Citation: Smith JT, Schneider AD, Katchko KM, Yun C and Hsu EL (2017) Environmental Factors Impacting Bone-Relevant Chemokines. Front. Endocrinol. 8:22. doi: 10.3389/fendo.2017.00022

Received: 01 November 2016; Accepted: 25 January 2017;
Published: 14 February 2017

Edited by:

Giacomina Brunetti, University of Bari, Italy

Reviewed by:

Andy Sunters, Royal Veterinary College, UK
Adriana Di Benedetto, University of Foggia, Italy

Copyright: © 2017 Smith, Schneider, Katchko, Yun and Hsu. This is an open-access article distributed under the terms of the Creative Commons Attribution License (CC BY). The use, distribution or reproduction in other forums is permitted, provided the original author(s) or licensor are credited and that the original publication in this journal is cited, in accordance with accepted academic practice. No use, distribution or reproduction is permitted which does not comply with these terms.

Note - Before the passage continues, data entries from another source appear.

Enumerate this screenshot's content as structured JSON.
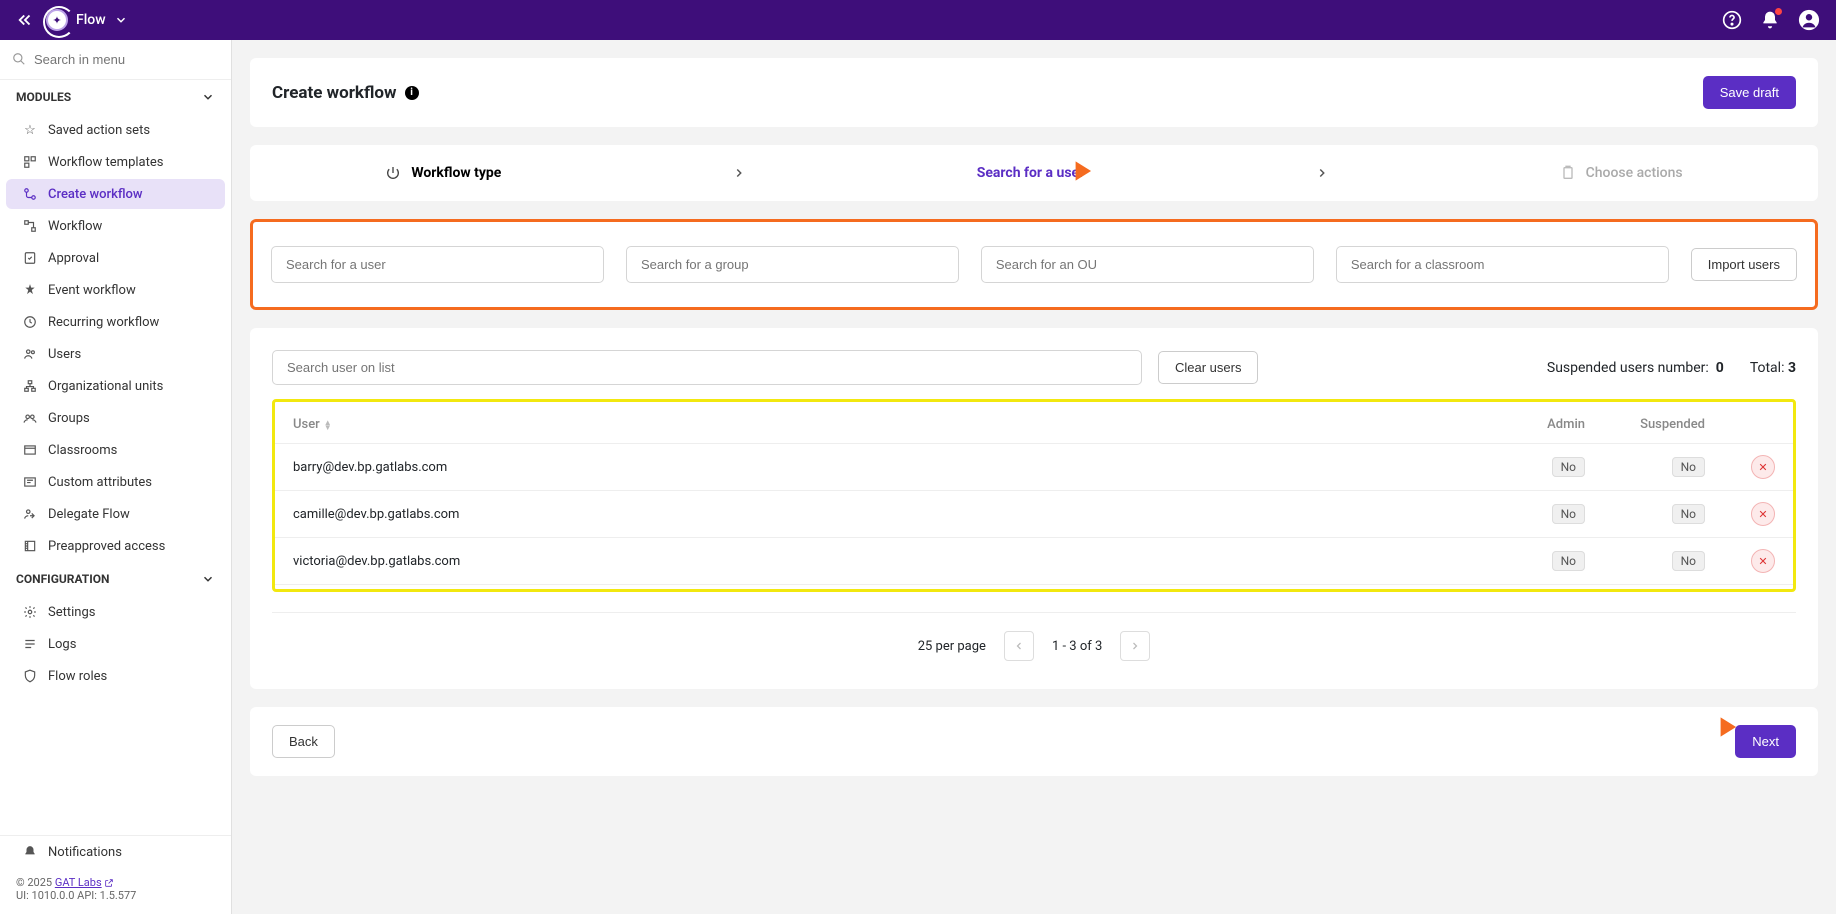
{
  "topbar": {
    "app_name": "Flow"
  },
  "sidebar": {
    "search_placeholder": "Search in menu",
    "sections": {
      "modules": "MODULES",
      "configuration": "CONFIGURATION"
    },
    "modules": [
      {
        "label": "Saved action sets"
      },
      {
        "label": "Workflow templates"
      },
      {
        "label": "Create workflow"
      },
      {
        "label": "Workflow"
      },
      {
        "label": "Approval"
      },
      {
        "label": "Event workflow"
      },
      {
        "label": "Recurring workflow"
      },
      {
        "label": "Users"
      },
      {
        "label": "Organizational units"
      },
      {
        "label": "Groups"
      },
      {
        "label": "Classrooms"
      },
      {
        "label": "Custom attributes"
      },
      {
        "label": "Delegate Flow"
      },
      {
        "label": "Preapproved access"
      }
    ],
    "config_items": [
      {
        "label": "Settings"
      },
      {
        "label": "Logs"
      },
      {
        "label": "Flow roles"
      }
    ],
    "notifications_label": "Notifications",
    "footer": {
      "copyright_prefix": "© 2025 ",
      "link_text": "GAT Labs",
      "version": "UI: 1010.0.0 API: 1.5.577"
    }
  },
  "header": {
    "title": "Create workflow",
    "save_draft": "Save draft"
  },
  "stepper": {
    "step1": "Workflow type",
    "step2": "Search for a user",
    "step3": "Choose actions"
  },
  "search_row": {
    "user": "Search for a user",
    "group": "Search for a group",
    "ou": "Search for an OU",
    "classroom": "Search for a classroom",
    "import": "Import users"
  },
  "list": {
    "filter_placeholder": "Search user on list",
    "clear": "Clear users",
    "suspended_label": "Suspended users number:",
    "suspended_count": "0",
    "total_label": "Total:",
    "total_count": "3",
    "columns": {
      "user": "User",
      "admin": "Admin",
      "suspended": "Suspended"
    },
    "rows": [
      {
        "email": "barry@dev.bp.gatlabs.com",
        "admin": "No",
        "suspended": "No"
      },
      {
        "email": "camille@dev.bp.gatlabs.com",
        "admin": "No",
        "suspended": "No"
      },
      {
        "email": "victoria@dev.bp.gatlabs.com",
        "admin": "No",
        "suspended": "No"
      }
    ],
    "pager": {
      "per_page": "25 per page",
      "range": "1 - 3 of 3"
    }
  },
  "footer_nav": {
    "back": "Back",
    "next": "Next"
  }
}
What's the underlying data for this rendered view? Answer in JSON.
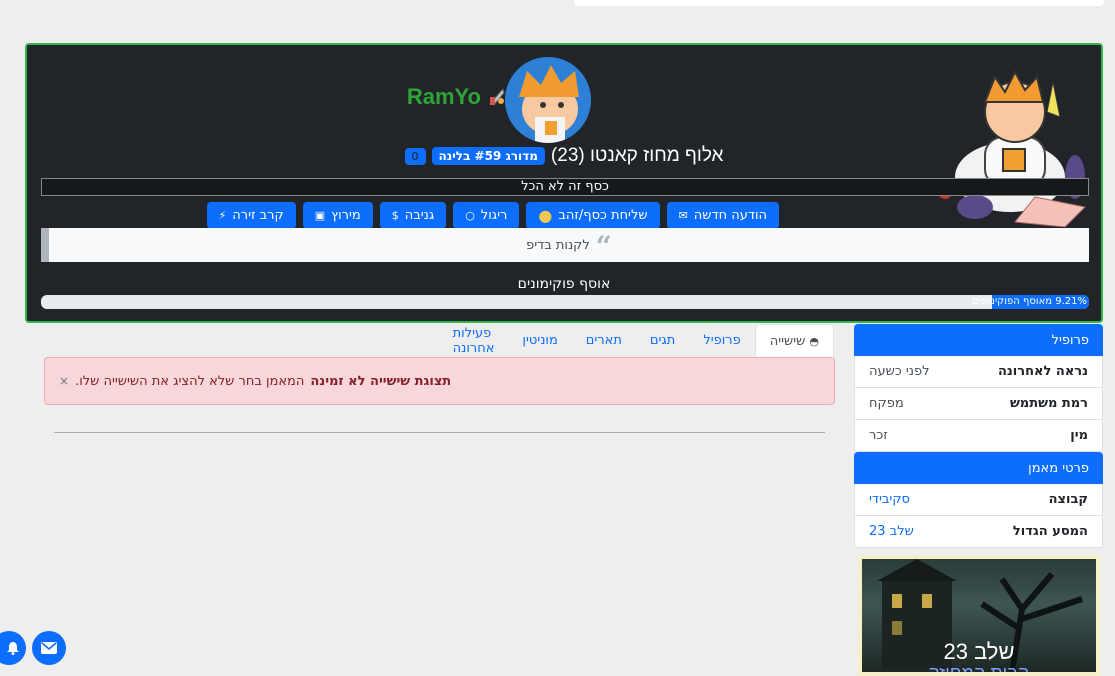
{
  "profile": {
    "username": "RamYo",
    "title": "אלוף מחוז קאנטו (23)",
    "rank_badge": "מדורג #59 בלינה",
    "count_badge": "0",
    "money_note": "כסף זה לא הכל",
    "quote": "לקנות בדיפ",
    "collection_title": "אוסף פוקימונים",
    "progress_label": "9.21% מאוסף הפוקימונים",
    "progress_value": 0.0921
  },
  "actions": [
    {
      "label": "הודעה חדשה",
      "icon": "envelope-icon"
    },
    {
      "label": "שליחת כסף/זהב",
      "icon": "coins-icon"
    },
    {
      "label": "ריגול",
      "icon": "spy-icon"
    },
    {
      "label": "גניבה",
      "icon": "dollar-icon"
    },
    {
      "label": "מירוץ",
      "icon": "car-icon"
    },
    {
      "label": "קרב זירה",
      "icon": "lightning-icon"
    }
  ],
  "tabs": [
    {
      "label": "שישייה",
      "active": true
    },
    {
      "label": "פרופיל"
    },
    {
      "label": "תגים"
    },
    {
      "label": "תארים"
    },
    {
      "label": "מוניטין"
    },
    {
      "label": "פעילות אחרונה"
    }
  ],
  "alert": {
    "close": "×",
    "title": "תצוגת שישייה לא זמינה",
    "text": "המאמן בחר שלא להציג את השישייה שלו."
  },
  "sidebar": {
    "profile_header": "פרופיל",
    "profile_rows": [
      {
        "key": "נראה לאחרונה",
        "value": "לפני כשעה"
      },
      {
        "key": "רמת משתמש",
        "value": "מפקח"
      },
      {
        "key": "מין",
        "value": "זכר"
      }
    ],
    "trainer_header": "פרטי מאמן",
    "trainer_rows": [
      {
        "key": "קבוצה",
        "value": "סקיבידי"
      },
      {
        "key": "המסע הגדול",
        "value": "שלב 23"
      }
    ],
    "stage_title": "שלב 23",
    "stage_subtitle": "הבית המחוזק"
  },
  "colors": {
    "accent": "#0d6efd",
    "username": "#2fa537",
    "hero_bg": "#212529",
    "hero_border": "#2fb54a",
    "alert_bg": "#f8d7da"
  }
}
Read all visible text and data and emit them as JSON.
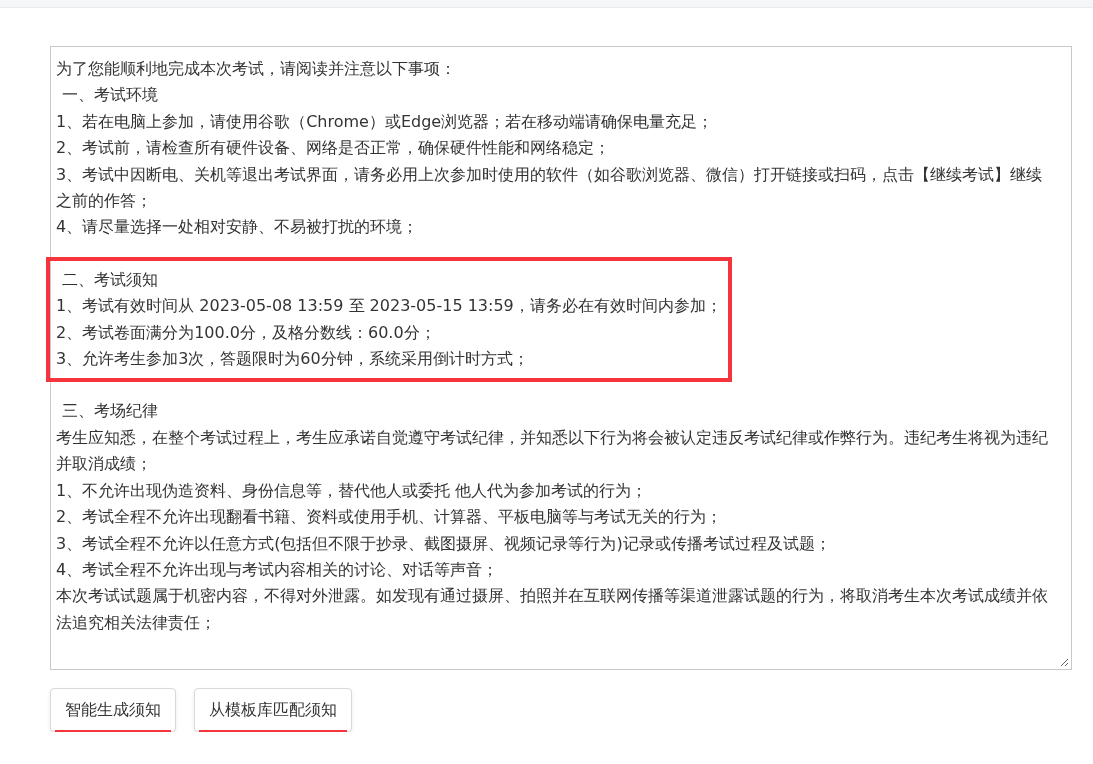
{
  "notice": {
    "intro": "为了您能顺利地完成本次考试，请阅读并注意以下事项：",
    "sections": [
      {
        "heading": "一、考试环境",
        "highlighted": false,
        "lines": [
          "1、若在电脑上参加，请使用谷歌（Chrome）或Edge浏览器；若在移动端请确保电量充足；",
          "2、考试前，请检查所有硬件设备、网络是否正常，确保硬件性能和网络稳定；",
          "3、考试中因断电、关机等退出考试界面，请务必用上次参加时使用的软件（如谷歌浏览器、微信）打开链接或扫码，点击【继续考试】继续之前的作答；",
          "4、请尽量选择一处相对安静、不易被打扰的环境；"
        ]
      },
      {
        "heading": "二、考试须知",
        "highlighted": true,
        "lines": [
          "1、考试有效时间从 2023-05-08 13:59 至 2023-05-15 13:59，请务必在有效时间内参加；",
          "2、考试卷面满分为100.0分，及格分数线：60.0分；",
          "3、允许考生参加3次，答题限时为60分钟，系统采用倒计时方式；"
        ]
      },
      {
        "heading": "三、考场纪律",
        "highlighted": false,
        "lines": [
          "考生应知悉，在整个考试过程上，考生应承诺自觉遵守考试纪律，并知悉以下行为将会被认定违反考试纪律或作弊行为。违纪考生将视为违纪并取消成绩；",
          "1、不允许出现伪造资料、身份信息等，替代他人或委托 他人代为参加考试的行为；",
          "2、考试全程不允许出现翻看书籍、资料或使用手机、计算器、平板电脑等与考试无关的行为；",
          "3、考试全程不允许以任意方式(包括但不限于抄录、截图摄屏、视频记录等行为)记录或传播考试过程及试题；",
          "4、考试全程不允许出现与考试内容相关的讨论、对话等声音；",
          "本次考试试题属于机密内容，不得对外泄露。如发现有通过摄屏、拍照并在互联网传播等渠道泄露试题的行为，将取消考生本次考试成绩并依法追究相关法律责任；"
        ]
      }
    ]
  },
  "buttons": [
    {
      "label": "智能生成须知",
      "underlined": true
    },
    {
      "label": "从模板库匹配须知",
      "underlined": true
    }
  ]
}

*Correspondence: Erin L. Hsu, erinkhsu@gmail.com

These authors have contributed equally to this work.